I’ve been confronted recently with the repeated imagery of bread and wine in the scripture. Ann Lammot talks about how God meets Elijah in the wilderness as a Jewish Mother “Eat something, you’re tired”. And Jesus, he talks about being the bread of life, and sanctifies the most of foods to be the food of new and unending life. And when he rises from the dead, he cooks for his friends. I joke a lot about how I pride myself on knowing how to keep things alive, and I think God brags to Himself about how well he knows how to sustain life (side note: can all my nursing people just geek out with me and IMAGINE how awesome God would be at teaching A&P or pathophys? “Ah, yes, the purjenke fibers. I made those. This is how they work”) And that’s what is so beautiful about God as the Jewish Mom- she’s so concerned about caring for us, making sure we have a good meal in our bellies, she makes the emblems of our faith the very sustenance of life. In a faith where our main man took off for heaven about 2000 years ago and left us with His living spirit and no physical body, there is a promise in the bread.

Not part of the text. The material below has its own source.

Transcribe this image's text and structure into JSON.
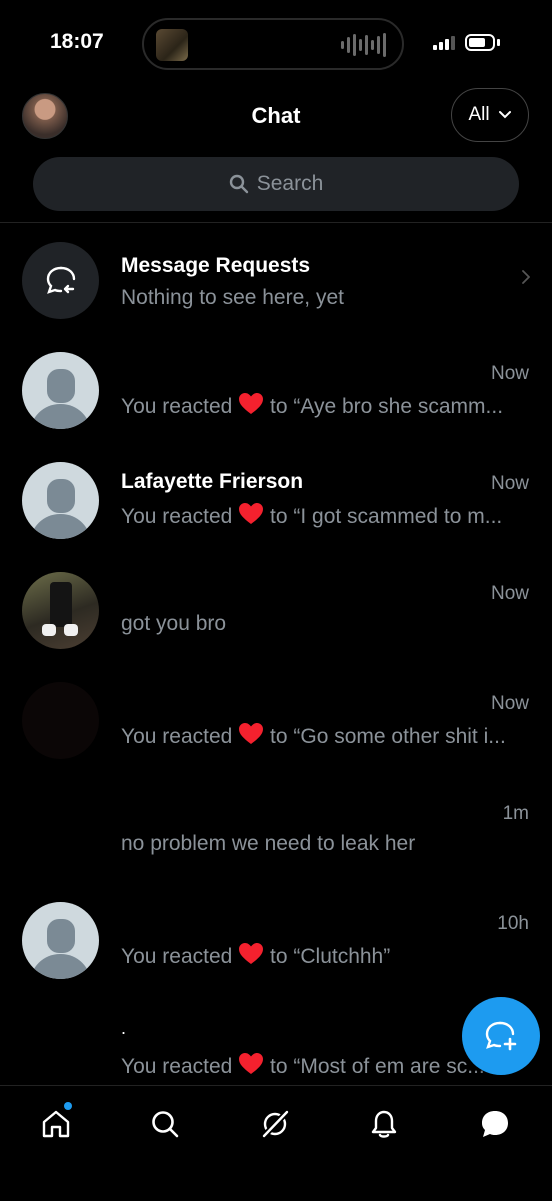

Take, eat. Hold this wafer in your hand for a minute, taste the sweetness in your mouth. Hear the words read over you. See your brothers and sisters around you. Breathe deep the scent of wine, crushed grape and crushed body. And for just two minutes, I have a tangible hold on God.
All of this to say, I’ve returned to the doors of my Mother Church. I go to an 8 am service at a small Episcopal Church up the hill where I am the youngest person by 40 years. And for one hour a week, my soul is anchored in the mystery of my faith again- Christ has died, Christ is risen, Christ will come again. The words embedded in the fabric of my soul from age five, and they near move me to tears now. Evangelicalism has shaped me in countless beautiful and necessary ways, but I have so missed the rhythms of liturgy and lectionary. Also, I’m so sorry to those whose favorite bit of worship service is singing. Us 8 am people, we know we all sound like hungover frogs that early. No one is quite awake yet, so we do each other the courtesy of refraining from song. I do my best worshipful singing in the car on my way to work anyhow (Also- I can swagger about my departure from Evangelicalism all I want but Bethel’s new album is fabulous and you should tots treat yo soul to a copy).
PS: You know I can never make a post without a video, so here’s one that made me laugh pretty hard this week: